Multifunctional peripherals (MFPs) incorporating multiple functions in one unit, such as copier, printer, scanner, and fax, have become widely disseminated in offices. However, the increased speed of processing of these MFPs tends to cause them to emit uncomfortable operation sounds.

In order to provide comfortable work environments, Toshiba Tec Corporation has been developing technologies for MFPs to reduce noise and improve sound quality. We have now developed a method to efficiently make the operation sounds emitted by MFPs more pleasant through the use of the following techniques: (1) quantification of sound quality by means of calculations using an equation representing pleasant sounds and (2) identification of sounds having a major impact on the improvement of sound quality using acoustic simulations. This method is expected to contribute to reductions in the number of prototypes required and development costs by making it possible to predict the effects of such improvements in sound quality prior to prototype manufacturing.

NAKAGOMI Hiroshi / TAKAHASHI Yuya / FURUYA Kenichiro

Geothermal energy has been attracting attention in recent years as one of the renewable energy sources for power generation. However, geothermal power plants are experiencing strong demand for improvement of operational efficiency by suppressing scale adhesion inside their steam turbines, which is caused by mineral particles contained in geothermal steam and results in decreased power output and the deterioration of turbine components.

With the aim of overcoming this issue, Toshiba Energy Systems & Solutions Corporation has developed a scale adhesion suppression method using a surfactant with excellent mineral particle dispersibility as well as a low environmental load. We have conducted experiments using demonstration test equipment installed at an actual geothermal power plant and verified that this method achieves a reduction in the amount of scale adhesion on the metal surfaces. The introduction of this method is expected to improve the operational efficiency of geothermal power plants and contribute to the expansion of geothermal power generation.

OGAWA Akihito / KONDA Kazunobu / HIRAGURI Kazuma

A strong need has arisen in recent years for the further automation of operations in physical distribution warehouses due to the increasing volume of articles being handled and the workforce shortage. However, as various types of articles are stored under different conditions, it is difficult to handle them using conventional automation techniques that are only capable of repeating predetermined operations.

Toshiba Corporation has developed an intelligent picking robot as an edge component of logistics automation solutions that is capable of handling articles with a variety of shapes and different weights. This robot is equipped with a hybrid hand that can be operated in either the suction grip or pinching grip mode according to the targeted object, as well as planning and control techniques for its operation. As a result, the hybrid hand can handle a wider variety of articles having complicated shapes compared with conventional hands operating solely in the suction grip mode. This picking robot is expected to contribute to the advancement of automation in physical distribution warehouses.

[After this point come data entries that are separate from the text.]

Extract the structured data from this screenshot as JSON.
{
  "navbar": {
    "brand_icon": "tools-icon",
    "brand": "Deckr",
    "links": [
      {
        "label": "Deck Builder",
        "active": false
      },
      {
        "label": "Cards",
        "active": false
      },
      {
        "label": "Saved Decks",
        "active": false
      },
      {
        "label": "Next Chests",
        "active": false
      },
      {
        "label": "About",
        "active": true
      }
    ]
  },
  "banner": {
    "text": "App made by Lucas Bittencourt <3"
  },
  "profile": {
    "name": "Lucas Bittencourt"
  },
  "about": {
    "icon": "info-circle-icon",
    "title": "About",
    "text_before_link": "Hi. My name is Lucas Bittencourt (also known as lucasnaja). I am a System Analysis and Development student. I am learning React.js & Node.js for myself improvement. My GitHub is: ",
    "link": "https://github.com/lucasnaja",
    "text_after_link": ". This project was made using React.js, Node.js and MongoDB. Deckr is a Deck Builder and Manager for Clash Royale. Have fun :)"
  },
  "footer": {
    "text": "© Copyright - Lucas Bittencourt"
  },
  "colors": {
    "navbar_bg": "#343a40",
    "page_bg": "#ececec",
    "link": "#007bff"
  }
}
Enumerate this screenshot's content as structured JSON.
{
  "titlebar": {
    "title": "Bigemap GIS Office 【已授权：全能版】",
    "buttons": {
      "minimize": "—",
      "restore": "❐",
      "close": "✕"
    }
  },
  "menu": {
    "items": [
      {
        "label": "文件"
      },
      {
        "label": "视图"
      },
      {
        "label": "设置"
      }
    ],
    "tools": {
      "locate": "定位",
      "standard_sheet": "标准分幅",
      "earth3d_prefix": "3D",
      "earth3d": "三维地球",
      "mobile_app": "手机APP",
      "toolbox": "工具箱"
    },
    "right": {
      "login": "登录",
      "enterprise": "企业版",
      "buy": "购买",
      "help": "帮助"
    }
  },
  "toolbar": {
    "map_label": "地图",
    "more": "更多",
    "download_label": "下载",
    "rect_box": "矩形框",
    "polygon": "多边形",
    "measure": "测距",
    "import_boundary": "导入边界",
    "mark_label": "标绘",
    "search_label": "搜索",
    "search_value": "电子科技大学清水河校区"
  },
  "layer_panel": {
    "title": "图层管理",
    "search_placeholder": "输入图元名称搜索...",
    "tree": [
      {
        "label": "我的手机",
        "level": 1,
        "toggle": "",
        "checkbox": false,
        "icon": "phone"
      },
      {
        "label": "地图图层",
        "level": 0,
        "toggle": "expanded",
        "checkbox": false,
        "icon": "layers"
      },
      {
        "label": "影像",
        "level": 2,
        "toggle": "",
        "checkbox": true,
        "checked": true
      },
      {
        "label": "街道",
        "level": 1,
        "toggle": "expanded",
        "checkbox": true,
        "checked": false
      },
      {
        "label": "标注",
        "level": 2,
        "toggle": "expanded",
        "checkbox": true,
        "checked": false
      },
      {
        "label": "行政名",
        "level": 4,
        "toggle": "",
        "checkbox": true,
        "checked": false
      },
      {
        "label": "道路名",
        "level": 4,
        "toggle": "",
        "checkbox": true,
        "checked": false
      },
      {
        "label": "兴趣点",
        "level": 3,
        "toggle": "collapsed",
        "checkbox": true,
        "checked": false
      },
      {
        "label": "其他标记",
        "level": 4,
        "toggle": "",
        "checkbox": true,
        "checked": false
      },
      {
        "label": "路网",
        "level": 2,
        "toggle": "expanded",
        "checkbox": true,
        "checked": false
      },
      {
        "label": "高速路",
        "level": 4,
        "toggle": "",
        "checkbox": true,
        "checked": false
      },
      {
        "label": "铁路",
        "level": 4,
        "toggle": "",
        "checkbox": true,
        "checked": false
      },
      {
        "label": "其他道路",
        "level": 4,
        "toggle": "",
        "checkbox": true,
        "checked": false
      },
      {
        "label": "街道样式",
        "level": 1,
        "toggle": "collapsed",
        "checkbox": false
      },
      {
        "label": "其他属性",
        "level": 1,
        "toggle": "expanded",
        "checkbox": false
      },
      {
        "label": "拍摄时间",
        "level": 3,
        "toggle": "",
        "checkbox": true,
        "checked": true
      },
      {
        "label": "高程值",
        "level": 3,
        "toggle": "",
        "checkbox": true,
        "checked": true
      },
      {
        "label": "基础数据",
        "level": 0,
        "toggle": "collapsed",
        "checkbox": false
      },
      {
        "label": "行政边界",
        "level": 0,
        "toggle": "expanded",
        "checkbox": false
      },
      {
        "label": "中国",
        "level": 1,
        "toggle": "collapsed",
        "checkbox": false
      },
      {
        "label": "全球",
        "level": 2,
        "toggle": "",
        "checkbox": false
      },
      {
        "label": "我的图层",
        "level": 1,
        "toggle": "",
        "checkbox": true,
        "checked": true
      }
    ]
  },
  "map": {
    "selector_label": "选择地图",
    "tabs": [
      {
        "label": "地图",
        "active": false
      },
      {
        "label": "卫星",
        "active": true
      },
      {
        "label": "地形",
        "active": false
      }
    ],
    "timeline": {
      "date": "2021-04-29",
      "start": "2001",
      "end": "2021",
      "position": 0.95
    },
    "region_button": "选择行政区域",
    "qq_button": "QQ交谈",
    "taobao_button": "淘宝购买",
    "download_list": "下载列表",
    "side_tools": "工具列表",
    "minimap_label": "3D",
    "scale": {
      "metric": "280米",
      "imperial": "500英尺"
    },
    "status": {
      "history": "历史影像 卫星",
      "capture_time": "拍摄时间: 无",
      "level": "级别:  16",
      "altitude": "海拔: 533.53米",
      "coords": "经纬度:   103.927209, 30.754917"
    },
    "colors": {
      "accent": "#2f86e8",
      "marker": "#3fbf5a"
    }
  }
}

Frontiers of Research & Development

Automatic Depalletizing Robot Capable of Handling Randomly Stacked Parcels in Physical Distribution Centers

*Company, product, and service names appearing in each paper include those that are trademarks or registered trademarks of their respective companies.